* **EXERCISE GOAL**
Without including the pictures, copy out every line below.
:::
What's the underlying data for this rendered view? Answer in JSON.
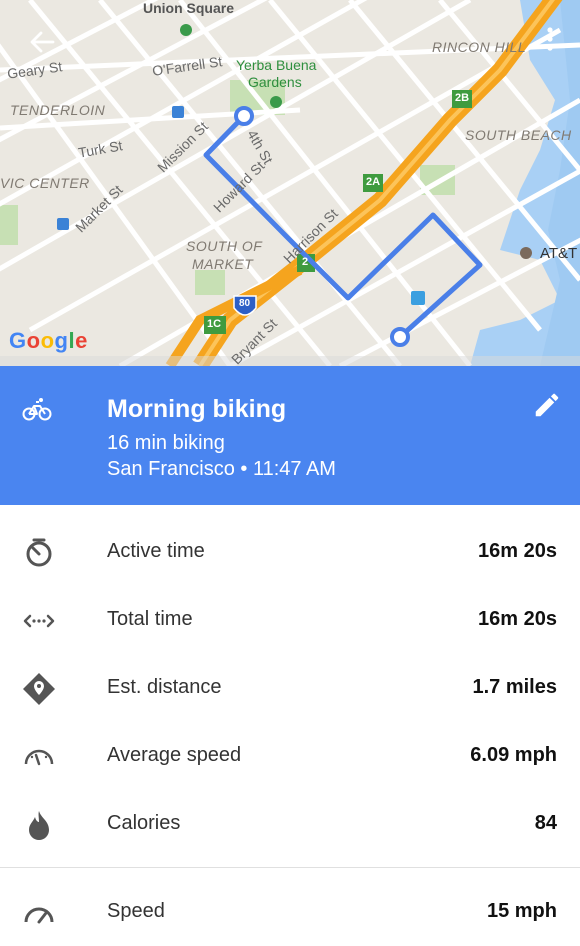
{
  "map": {
    "labels": {
      "union_square": "Union Square",
      "geary": "Geary St",
      "ofarrell": "O'Farrell St",
      "yerba1": "Yerba Buena",
      "yerba2": "Gardens",
      "rincon": "RINCON HILL",
      "tenderloin": "TENDERLOIN",
      "turk": "Turk St",
      "mission": "Mission St",
      "fourth": "4th St",
      "howard": "Howard St",
      "south_beach": "SOUTH BEACH",
      "civic": "VIC CENTER",
      "market": "Market St",
      "harrison": "Harrison St",
      "som1": "SOUTH OF",
      "som2": "MARKET",
      "att": "AT&T",
      "bryant": "Bryant St",
      "exit_2b": "2B",
      "exit_2a": "2A",
      "exit_2": "2",
      "exit_1c": "1C",
      "hwy_80": "80"
    },
    "google": [
      "G",
      "o",
      "o",
      "g",
      "l",
      "e"
    ],
    "google_colors": [
      "#4285f4",
      "#ea4335",
      "#fbbc05",
      "#4285f4",
      "#34a853",
      "#ea4335"
    ],
    "route_color": "#4a7fe8",
    "highway_color": "#f5a41e"
  },
  "activity": {
    "title": "Morning biking",
    "duration": "16 min biking",
    "place_time": "San Francisco • 11:47 AM",
    "header_color": "#4a85f0"
  },
  "stats": [
    {
      "icon": "timer-icon",
      "label": "Active time",
      "value": "16m 20s"
    },
    {
      "icon": "total-time-icon",
      "label": "Total time",
      "value": "16m 20s"
    },
    {
      "icon": "location-diamond-icon",
      "label": "Est. distance",
      "value": "1.7 miles"
    },
    {
      "icon": "speedometer-icon",
      "label": "Average speed",
      "value": "6.09 mph"
    },
    {
      "icon": "flame-icon",
      "label": "Calories",
      "value": "84"
    },
    {
      "icon": "speed-gauge-icon",
      "label": "Speed",
      "value": "15 mph"
    }
  ]
}
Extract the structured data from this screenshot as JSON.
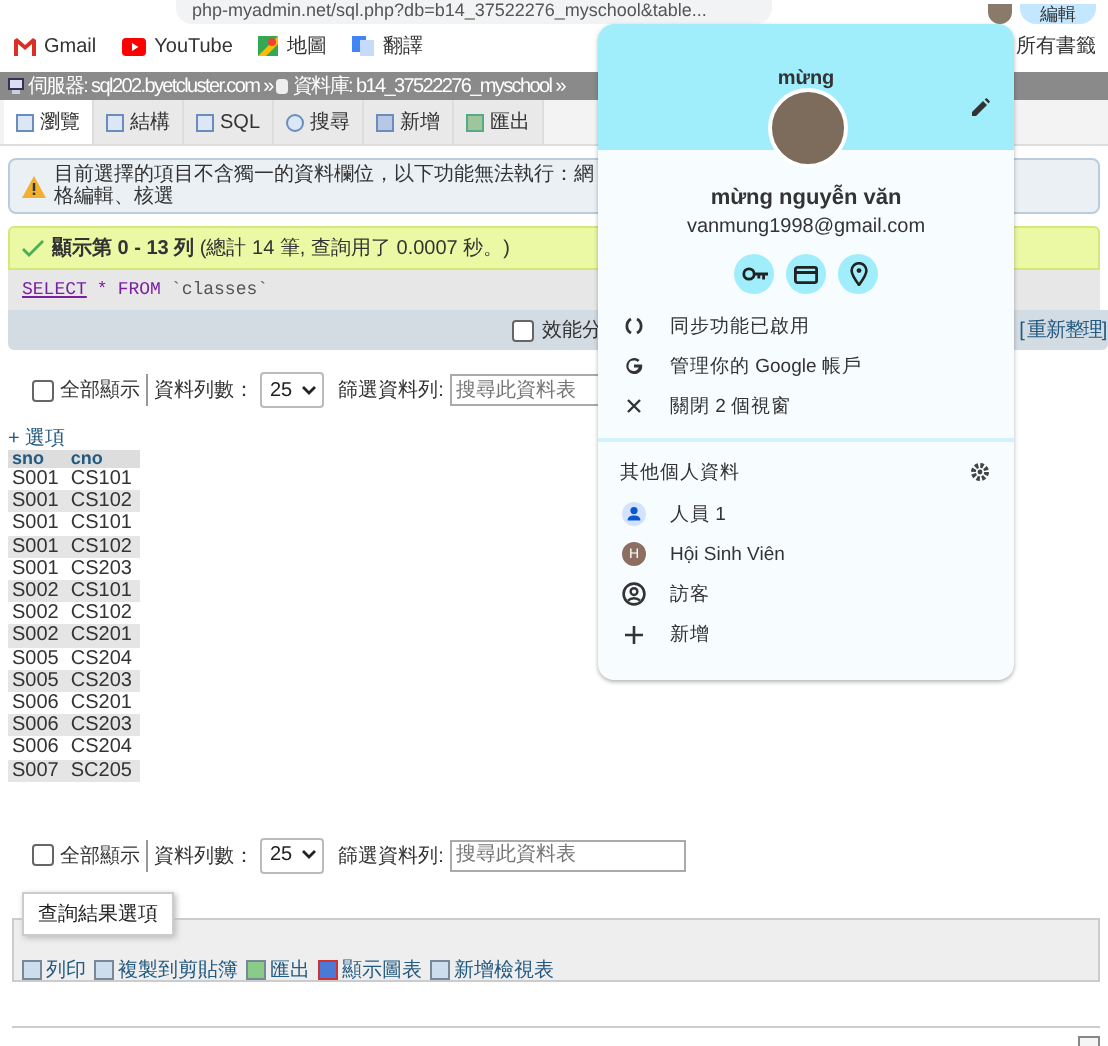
{
  "browser": {
    "address": "php-myadmin.net/sql.php?db=b14_37522276_myschool&table...",
    "profile_button": "編輯"
  },
  "bookmarks": [
    {
      "label": "Gmail",
      "kind": "gmail"
    },
    {
      "label": "YouTube",
      "kind": "youtube"
    },
    {
      "label": "地圖",
      "kind": "maps"
    },
    {
      "label": "翻譯",
      "kind": "translate"
    }
  ],
  "all_bookmarks": "所有書籤",
  "breadcrumb": [
    {
      "label": "伺服器: sql202.byetcluster.com »",
      "kind": "server"
    },
    {
      "label": "資料庫: b14_37522276_myschool »",
      "kind": "database"
    }
  ],
  "tabs": [
    {
      "label": "瀏覽",
      "kind": "browse",
      "selected": true
    },
    {
      "label": "結構",
      "kind": "structure",
      "selected": false
    },
    {
      "label": "SQL",
      "kind": "sql",
      "selected": false
    },
    {
      "label": "搜尋",
      "kind": "search",
      "selected": false
    },
    {
      "label": "新增",
      "kind": "insert",
      "selected": false
    },
    {
      "label": "匯出",
      "kind": "export",
      "selected": false
    }
  ],
  "warning": "目前選擇的項目不含獨一的資料欄位，以下功能無法執行：網格編輯、核選",
  "success": "**顯示第 0 - 13 列** (總計 14 筆, 查詢用了 0.0007 秒。)",
  "sql_query": [
    {
      "text": "SELECT",
      "kind": "link"
    },
    {
      "text": "*",
      "kind": "keyword"
    },
    {
      "text": "FROM",
      "kind": "keyword"
    },
    {
      "text": "`classes`",
      "kind": "ident"
    }
  ],
  "profiling": {
    "label": "效能分",
    "checked": false
  },
  "refresh": "[ 重新整理]",
  "controls_top": {
    "show_all": {
      "label": "全部顯示",
      "checked": false
    },
    "rows_label": "資料列數：",
    "rows_value": "25",
    "filter_label": "篩選資料列:",
    "filter_placeholder": "搜尋此資料表"
  },
  "options_link": "+ 選項",
  "table": {
    "columns": [
      "sno",
      "cno"
    ],
    "rows": [
      [
        "S001",
        "CS101"
      ],
      [
        "S001",
        "CS102"
      ],
      [
        "S001",
        "CS101"
      ],
      [
        "S001",
        "CS102"
      ],
      [
        "S001",
        "CS203"
      ],
      [
        "S002",
        "CS101"
      ],
      [
        "S002",
        "CS102"
      ],
      [
        "S002",
        "CS201"
      ],
      [
        "S005",
        "CS204"
      ],
      [
        "S005",
        "CS203"
      ],
      [
        "S006",
        "CS201"
      ],
      [
        "S006",
        "CS203"
      ],
      [
        "S006",
        "CS204"
      ],
      [
        "S007",
        "SC205"
      ]
    ]
  },
  "controls_bottom": {
    "show_all": {
      "label": "全部顯示",
      "checked": false
    },
    "rows_label": "資料列數：",
    "rows_value": "25",
    "filter_label": "篩選資料列:",
    "filter_placeholder": "搜尋此資料表"
  },
  "result_options": {
    "legend": "查詢結果選項",
    "actions": [
      {
        "label": "列印",
        "kind": "print"
      },
      {
        "label": "複製到剪貼簿",
        "kind": "copy"
      },
      {
        "label": "匯出",
        "kind": "export"
      },
      {
        "label": "顯示圖表",
        "kind": "chart"
      },
      {
        "label": "新增檢視表",
        "kind": "view"
      }
    ]
  },
  "popup": {
    "title": "mừng",
    "name": "mừng nguyễn văn",
    "email": "vanmung1998@gmail.com",
    "menu": [
      {
        "label": "同步功能已啟用",
        "kind": "sync"
      },
      {
        "label": "管理你的 Google 帳戶",
        "kind": "google"
      },
      {
        "label": "關閉 2 個視窗",
        "kind": "close"
      }
    ],
    "other_title": "其他個人資料",
    "profiles": [
      {
        "label": "人員 1",
        "kind": "person"
      },
      {
        "label": "Hội Sinh Viên",
        "kind": "letter",
        "initial": "H",
        "color": "#8d6e63"
      },
      {
        "label": "訪客",
        "kind": "guest"
      },
      {
        "label": "新增",
        "kind": "add"
      }
    ]
  }
}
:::
* **YOUR RESPONSE**
What's the underlying data for this rendered view? Answer in JSON.
{
  "map": {
    "labels": {
      "union_square": "Union Square",
      "geary": "Geary St",
      "ofarrell": "O'Farrell St",
      "yerba1": "Yerba Buena",
      "yerba2": "Gardens",
      "rincon": "RINCON HILL",
      "tenderloin": "TENDERLOIN",
      "turk": "Turk St",
      "mission": "Mission St",
      "fourth": "4th St",
      "howard": "Howard St",
      "south_beach": "SOUTH BEACH",
      "civic": "VIC CENTER",
      "market": "Market St",
      "harrison": "Harrison St",
      "som1": "SOUTH OF",
      "som2": "MARKET",
      "att": "AT&T",
      "bryant": "Bryant St",
      "exit_2b": "2B",
      "exit_2a": "2A",
      "exit_2": "2",
      "exit_1c": "1C",
      "hwy_80": "80"
    },
    "google": [
      "G",
      "o",
      "o",
      "g",
      "l",
      "e"
    ],
    "google_colors": [
      "#4285f4",
      "#ea4335",
      "#fbbc05",
      "#4285f4",
      "#34a853",
      "#ea4335"
    ],
    "route_color": "#4a7fe8",
    "highway_color": "#f5a41e"
  },
  "activity": {
    "title": "Morning biking",
    "duration": "16 min biking",
    "place_time": "San Francisco • 11:47 AM",
    "header_color": "#4a85f0"
  },
  "stats": [
    {
      "icon": "timer-icon",
      "label": "Active time",
      "value": "16m 20s"
    },
    {
      "icon": "total-time-icon",
      "label": "Total time",
      "value": "16m 20s"
    },
    {
      "icon": "location-diamond-icon",
      "label": "Est. distance",
      "value": "1.7 miles"
    },
    {
      "icon": "speedometer-icon",
      "label": "Average speed",
      "value": "6.09 mph"
    },
    {
      "icon": "flame-icon",
      "label": "Calories",
      "value": "84"
    },
    {
      "icon": "speed-gauge-icon",
      "label": "Speed",
      "value": "15 mph"
    }
  ]
}
Extract the structured data from this screenshot as JSON.
{
  "browser": {
    "address": "php-myadmin.net/sql.php?db=b14_37522276_myschool&table...",
    "profile_button": "編輯"
  },
  "bookmarks": [
    {
      "label": "Gmail",
      "kind": "gmail"
    },
    {
      "label": "YouTube",
      "kind": "youtube"
    },
    {
      "label": "地圖",
      "kind": "maps"
    },
    {
      "label": "翻譯",
      "kind": "translate"
    }
  ],
  "all_bookmarks": "所有書籤",
  "breadcrumb": [
    {
      "label": "伺服器: sql202.byetcluster.com »",
      "kind": "server"
    },
    {
      "label": "資料庫: b14_37522276_myschool »",
      "kind": "database"
    }
  ],
  "tabs": [
    {
      "label": "瀏覽",
      "kind": "browse",
      "selected": true
    },
    {
      "label": "結構",
      "kind": "structure",
      "selected": false
    },
    {
      "label": "SQL",
      "kind": "sql",
      "selected": false
    },
    {
      "label": "搜尋",
      "kind": "search",
      "selected": false
    },
    {
      "label": "新增",
      "kind": "insert",
      "selected": false
    },
    {
      "label": "匯出",
      "kind": "export",
      "selected": false
    }
  ],
  "warning": "目前選擇的項目不含獨一的資料欄位，以下功能無法執行：網格編輯、核選",
  "success": "**顯示第 0 - 13 列** (總計 14 筆, 查詢用了 0.0007 秒。)",
  "sql_query": [
    {
      "text": "SELECT",
      "kind": "link"
    },
    {
      "text": "*",
      "kind": "keyword"
    },
    {
      "text": "FROM",
      "kind": "keyword"
    },
    {
      "text": "`classes`",
      "kind": "ident"
    }
  ],
  "profiling": {
    "label": "效能分",
    "checked": false
  },
  "refresh": "[ 重新整理]",
  "controls_top": {
    "show_all": {
      "label": "全部顯示",
      "checked": false
    },
    "rows_label": "資料列數：",
    "rows_value": "25",
    "filter_label": "篩選資料列:",
    "filter_placeholder": "搜尋此資料表"
  },
  "options_link": "+ 選項",
  "table": {
    "columns": [
      "sno",
      "cno"
    ],
    "rows": [
      [
        "S001",
        "CS101"
      ],
      [
        "S001",
        "CS102"
      ],
      [
        "S001",
        "CS101"
      ],
      [
        "S001",
        "CS102"
      ],
      [
        "S001",
        "CS203"
      ],
      [
        "S002",
        "CS101"
      ],
      [
        "S002",
        "CS102"
      ],
      [
        "S002",
        "CS201"
      ],
      [
        "S005",
        "CS204"
      ],
      [
        "S005",
        "CS203"
      ],
      [
        "S006",
        "CS201"
      ],
      [
        "S006",
        "CS203"
      ],
      [
        "S006",
        "CS204"
      ],
      [
        "S007",
        "SC205"
      ]
    ]
  },
  "controls_bottom": {
    "show_all": {
      "label": "全部顯示",
      "checked": false
    },
    "rows_label": "資料列數：",
    "rows_value": "25",
    "filter_label": "篩選資料列:",
    "filter_placeholder": "搜尋此資料表"
  },
  "result_options": {
    "legend": "查詢結果選項",
    "actions": [
      {
        "label": "列印",
        "kind": "print"
      },
      {
        "label": "複製到剪貼簿",
        "kind": "copy"
      },
      {
        "label": "匯出",
        "kind": "export"
      },
      {
        "label": "顯示圖表",
        "kind": "chart"
      },
      {
        "label": "新增檢視表",
        "kind": "view"
      }
    ]
  },
  "popup": {
    "title": "mừng",
    "name": "mừng nguyễn văn",
    "email": "vanmung1998@gmail.com",
    "menu": [
      {
        "label": "同步功能已啟用",
        "kind": "sync"
      },
      {
        "label": "管理你的 Google 帳戶",
        "kind": "google"
      },
      {
        "label": "關閉 2 個視窗",
        "kind": "close"
      }
    ],
    "other_title": "其他個人資料",
    "profiles": [
      {
        "label": "人員 1",
        "kind": "person"
      },
      {
        "label": "Hội Sinh Viên",
        "kind": "letter",
        "initial": "H",
        "color": "#8d6e63"
      },
      {
        "label": "訪客",
        "kind": "guest"
      },
      {
        "label": "新增",
        "kind": "add"
      }
    ]
  }
}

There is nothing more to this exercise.